**YOUR GOAL:**
Going through the entries below, copy out each line that contains "text".

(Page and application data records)

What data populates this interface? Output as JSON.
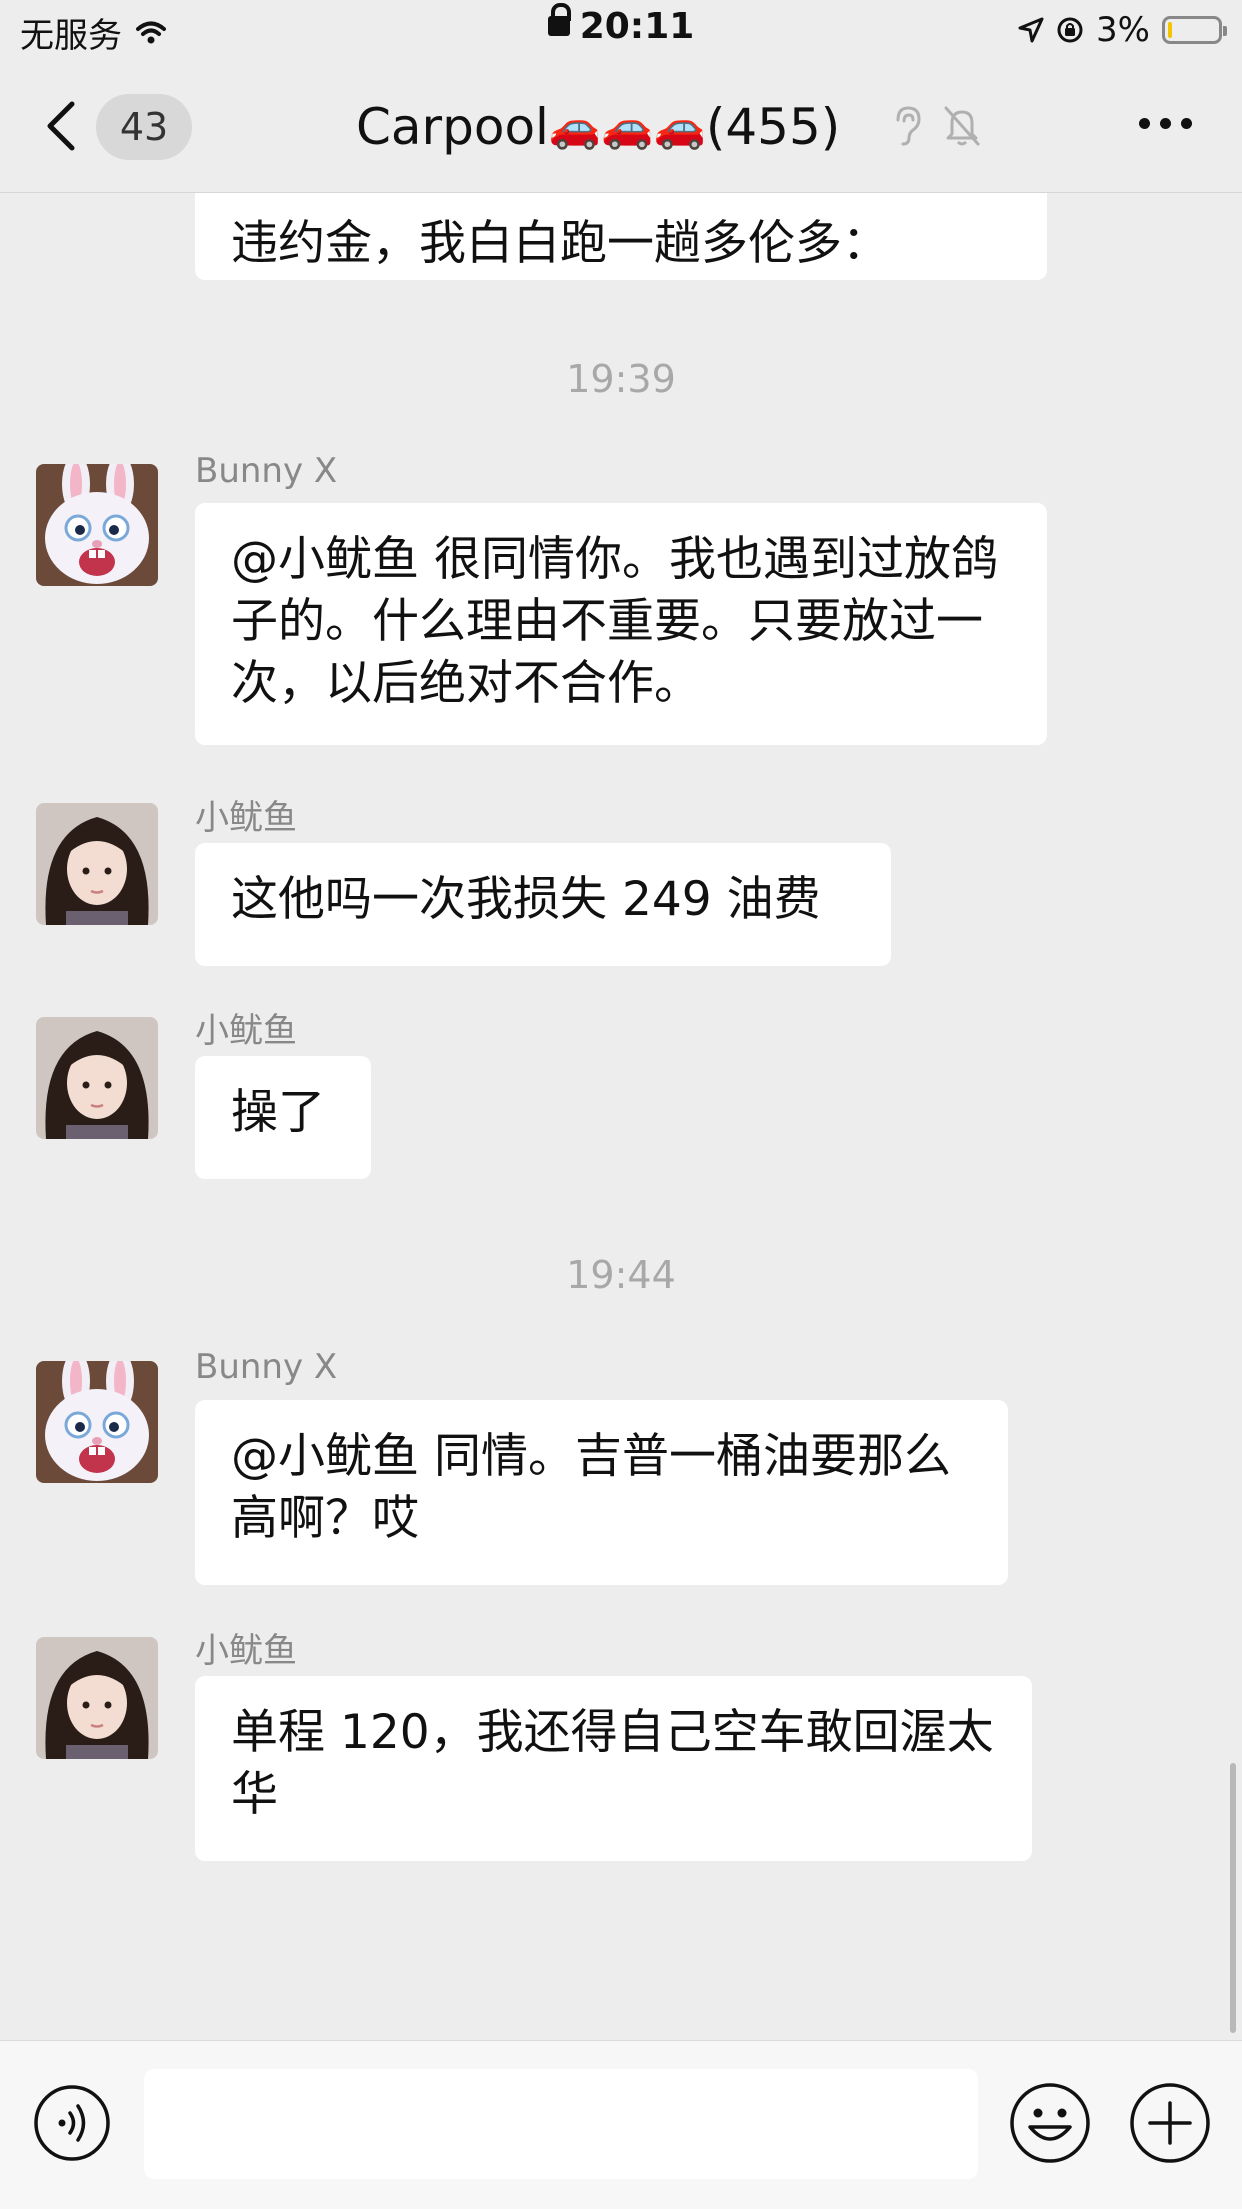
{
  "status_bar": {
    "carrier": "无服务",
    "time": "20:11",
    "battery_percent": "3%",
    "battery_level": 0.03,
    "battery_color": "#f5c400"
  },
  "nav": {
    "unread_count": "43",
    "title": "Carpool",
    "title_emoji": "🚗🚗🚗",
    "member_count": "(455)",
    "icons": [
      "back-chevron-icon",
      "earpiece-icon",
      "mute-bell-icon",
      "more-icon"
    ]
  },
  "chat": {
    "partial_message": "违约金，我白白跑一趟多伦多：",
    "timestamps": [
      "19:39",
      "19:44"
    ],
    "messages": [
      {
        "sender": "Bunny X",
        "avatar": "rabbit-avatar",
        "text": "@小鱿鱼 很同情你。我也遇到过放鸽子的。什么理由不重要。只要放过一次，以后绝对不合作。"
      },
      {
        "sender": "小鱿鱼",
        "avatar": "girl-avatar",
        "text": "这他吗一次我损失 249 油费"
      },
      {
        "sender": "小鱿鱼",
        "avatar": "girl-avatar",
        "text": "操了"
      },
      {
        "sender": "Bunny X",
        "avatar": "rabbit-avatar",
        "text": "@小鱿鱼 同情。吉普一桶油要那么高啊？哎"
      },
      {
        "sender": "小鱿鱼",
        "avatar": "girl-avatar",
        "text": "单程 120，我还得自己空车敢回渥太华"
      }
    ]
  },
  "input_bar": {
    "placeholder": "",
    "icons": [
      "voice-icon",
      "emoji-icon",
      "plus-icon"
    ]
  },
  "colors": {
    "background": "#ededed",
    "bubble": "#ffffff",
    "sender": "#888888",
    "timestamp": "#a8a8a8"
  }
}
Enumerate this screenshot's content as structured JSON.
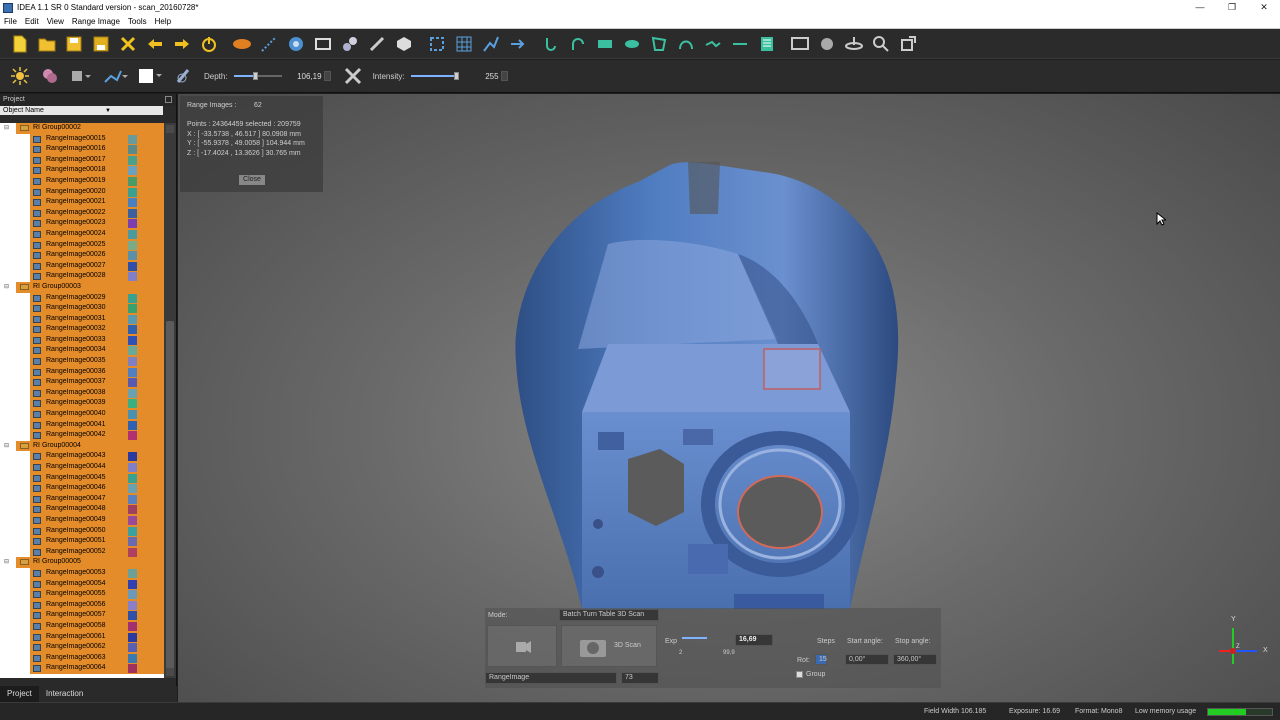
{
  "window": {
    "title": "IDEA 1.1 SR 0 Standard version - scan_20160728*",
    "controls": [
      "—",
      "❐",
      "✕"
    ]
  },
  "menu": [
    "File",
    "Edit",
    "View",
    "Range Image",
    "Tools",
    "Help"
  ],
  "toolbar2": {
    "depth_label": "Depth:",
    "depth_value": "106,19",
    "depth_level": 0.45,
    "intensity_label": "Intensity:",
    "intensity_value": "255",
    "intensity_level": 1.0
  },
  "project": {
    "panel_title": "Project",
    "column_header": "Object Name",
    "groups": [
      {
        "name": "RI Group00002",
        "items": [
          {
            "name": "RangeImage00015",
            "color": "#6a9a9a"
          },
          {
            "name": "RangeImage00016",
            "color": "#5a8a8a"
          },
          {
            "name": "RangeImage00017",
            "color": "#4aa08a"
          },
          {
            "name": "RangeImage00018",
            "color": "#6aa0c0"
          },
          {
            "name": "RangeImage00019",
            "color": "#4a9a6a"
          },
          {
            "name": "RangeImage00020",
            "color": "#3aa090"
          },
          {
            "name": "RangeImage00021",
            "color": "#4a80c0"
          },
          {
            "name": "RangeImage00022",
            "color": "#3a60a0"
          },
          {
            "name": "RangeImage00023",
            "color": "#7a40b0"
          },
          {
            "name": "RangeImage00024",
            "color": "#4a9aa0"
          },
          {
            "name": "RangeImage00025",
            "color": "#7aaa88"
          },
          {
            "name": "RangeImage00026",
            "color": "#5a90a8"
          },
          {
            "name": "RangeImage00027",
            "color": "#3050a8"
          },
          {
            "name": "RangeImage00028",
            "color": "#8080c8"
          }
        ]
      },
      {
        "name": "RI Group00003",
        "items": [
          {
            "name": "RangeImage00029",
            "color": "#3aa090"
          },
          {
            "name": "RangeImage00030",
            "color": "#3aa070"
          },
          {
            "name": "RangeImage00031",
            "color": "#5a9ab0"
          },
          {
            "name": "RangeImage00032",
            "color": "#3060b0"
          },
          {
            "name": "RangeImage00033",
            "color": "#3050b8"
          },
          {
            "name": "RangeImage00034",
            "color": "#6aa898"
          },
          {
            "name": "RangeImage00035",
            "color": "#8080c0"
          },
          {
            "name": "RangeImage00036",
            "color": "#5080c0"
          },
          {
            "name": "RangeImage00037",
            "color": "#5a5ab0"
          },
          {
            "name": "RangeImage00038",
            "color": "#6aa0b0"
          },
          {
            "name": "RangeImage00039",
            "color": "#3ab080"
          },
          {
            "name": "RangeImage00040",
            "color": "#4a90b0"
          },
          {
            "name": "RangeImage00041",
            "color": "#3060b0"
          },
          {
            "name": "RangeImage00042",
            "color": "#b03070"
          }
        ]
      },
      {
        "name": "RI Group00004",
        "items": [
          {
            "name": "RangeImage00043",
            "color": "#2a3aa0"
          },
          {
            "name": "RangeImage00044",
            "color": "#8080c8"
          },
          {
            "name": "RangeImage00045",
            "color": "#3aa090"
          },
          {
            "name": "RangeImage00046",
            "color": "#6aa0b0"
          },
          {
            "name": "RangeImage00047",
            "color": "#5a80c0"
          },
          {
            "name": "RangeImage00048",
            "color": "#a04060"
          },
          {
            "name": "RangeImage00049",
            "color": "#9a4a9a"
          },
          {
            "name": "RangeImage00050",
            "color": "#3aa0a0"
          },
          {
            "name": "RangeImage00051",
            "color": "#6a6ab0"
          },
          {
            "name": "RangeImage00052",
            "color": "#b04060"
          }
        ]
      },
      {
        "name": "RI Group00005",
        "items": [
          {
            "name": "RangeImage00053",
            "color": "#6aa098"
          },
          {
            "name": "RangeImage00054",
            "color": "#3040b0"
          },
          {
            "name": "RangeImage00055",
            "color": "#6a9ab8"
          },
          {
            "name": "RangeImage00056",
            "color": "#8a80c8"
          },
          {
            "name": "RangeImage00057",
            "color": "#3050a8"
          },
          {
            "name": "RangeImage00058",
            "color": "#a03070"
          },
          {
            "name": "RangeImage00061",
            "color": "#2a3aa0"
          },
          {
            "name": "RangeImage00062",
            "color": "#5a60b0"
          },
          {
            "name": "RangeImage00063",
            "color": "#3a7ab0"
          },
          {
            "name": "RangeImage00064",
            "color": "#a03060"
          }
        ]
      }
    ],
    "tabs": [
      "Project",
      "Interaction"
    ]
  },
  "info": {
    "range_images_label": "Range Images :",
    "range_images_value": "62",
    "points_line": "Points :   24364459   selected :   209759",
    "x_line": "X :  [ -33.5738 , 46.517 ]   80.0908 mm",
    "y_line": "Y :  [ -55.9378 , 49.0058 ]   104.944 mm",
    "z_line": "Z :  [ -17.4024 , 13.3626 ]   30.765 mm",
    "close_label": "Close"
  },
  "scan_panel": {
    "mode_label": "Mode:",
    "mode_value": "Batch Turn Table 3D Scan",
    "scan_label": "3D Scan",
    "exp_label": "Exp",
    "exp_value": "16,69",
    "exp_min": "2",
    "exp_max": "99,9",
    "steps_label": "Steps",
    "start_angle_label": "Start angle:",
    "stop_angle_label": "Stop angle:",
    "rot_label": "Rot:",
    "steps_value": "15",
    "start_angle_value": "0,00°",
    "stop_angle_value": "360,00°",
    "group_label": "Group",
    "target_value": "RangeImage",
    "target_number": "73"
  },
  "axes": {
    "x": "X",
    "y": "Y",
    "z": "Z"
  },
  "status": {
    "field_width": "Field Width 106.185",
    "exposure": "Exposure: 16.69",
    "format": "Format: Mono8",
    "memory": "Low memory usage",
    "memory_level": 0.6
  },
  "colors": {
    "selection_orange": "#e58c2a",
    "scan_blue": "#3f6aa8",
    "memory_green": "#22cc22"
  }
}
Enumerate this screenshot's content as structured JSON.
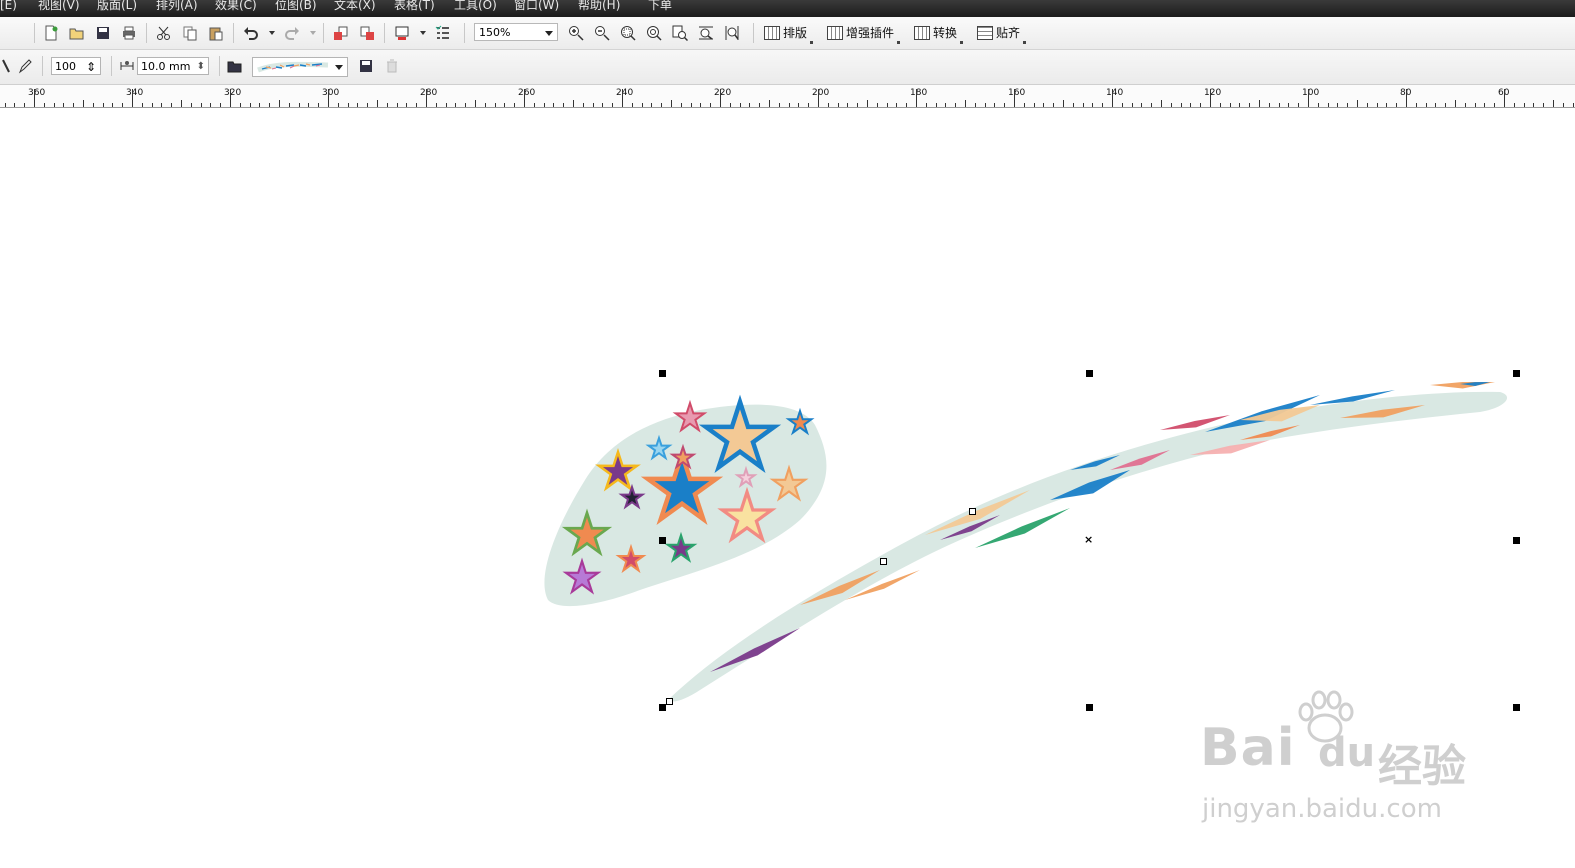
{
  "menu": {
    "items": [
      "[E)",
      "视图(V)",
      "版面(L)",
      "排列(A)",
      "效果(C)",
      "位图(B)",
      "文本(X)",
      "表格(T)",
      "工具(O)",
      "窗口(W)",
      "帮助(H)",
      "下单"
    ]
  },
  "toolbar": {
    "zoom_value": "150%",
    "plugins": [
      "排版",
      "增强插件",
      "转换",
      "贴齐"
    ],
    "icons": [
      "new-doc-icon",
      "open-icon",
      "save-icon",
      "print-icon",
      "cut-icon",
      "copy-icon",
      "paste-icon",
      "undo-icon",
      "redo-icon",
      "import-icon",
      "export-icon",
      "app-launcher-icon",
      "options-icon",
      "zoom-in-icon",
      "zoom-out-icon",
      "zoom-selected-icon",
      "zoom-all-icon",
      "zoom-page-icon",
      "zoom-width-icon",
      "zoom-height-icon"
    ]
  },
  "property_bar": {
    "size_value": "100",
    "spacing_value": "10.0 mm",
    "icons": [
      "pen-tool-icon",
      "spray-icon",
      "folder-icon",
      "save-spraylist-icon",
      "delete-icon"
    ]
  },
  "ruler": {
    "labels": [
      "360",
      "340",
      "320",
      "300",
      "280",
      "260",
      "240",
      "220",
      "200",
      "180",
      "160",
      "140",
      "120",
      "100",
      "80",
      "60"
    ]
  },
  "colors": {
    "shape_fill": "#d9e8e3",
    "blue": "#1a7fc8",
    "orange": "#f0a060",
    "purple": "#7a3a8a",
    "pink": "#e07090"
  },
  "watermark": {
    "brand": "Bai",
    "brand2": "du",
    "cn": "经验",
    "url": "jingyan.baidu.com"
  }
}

**SOLUTION:**
        "text": "@小鱿鱼 很同情你。我也遇到过放鸽子的。什么理由不重要。只要放过一次，以后绝对不合作。"
        "text": "这他吗一次我损失 249 油费"
        "text": "操了"
        "text": "@小鱿鱼 同情。吉普一桶油要那么高啊？哎"
        "text": "单程 120，我还得自己空车敢回渥太华"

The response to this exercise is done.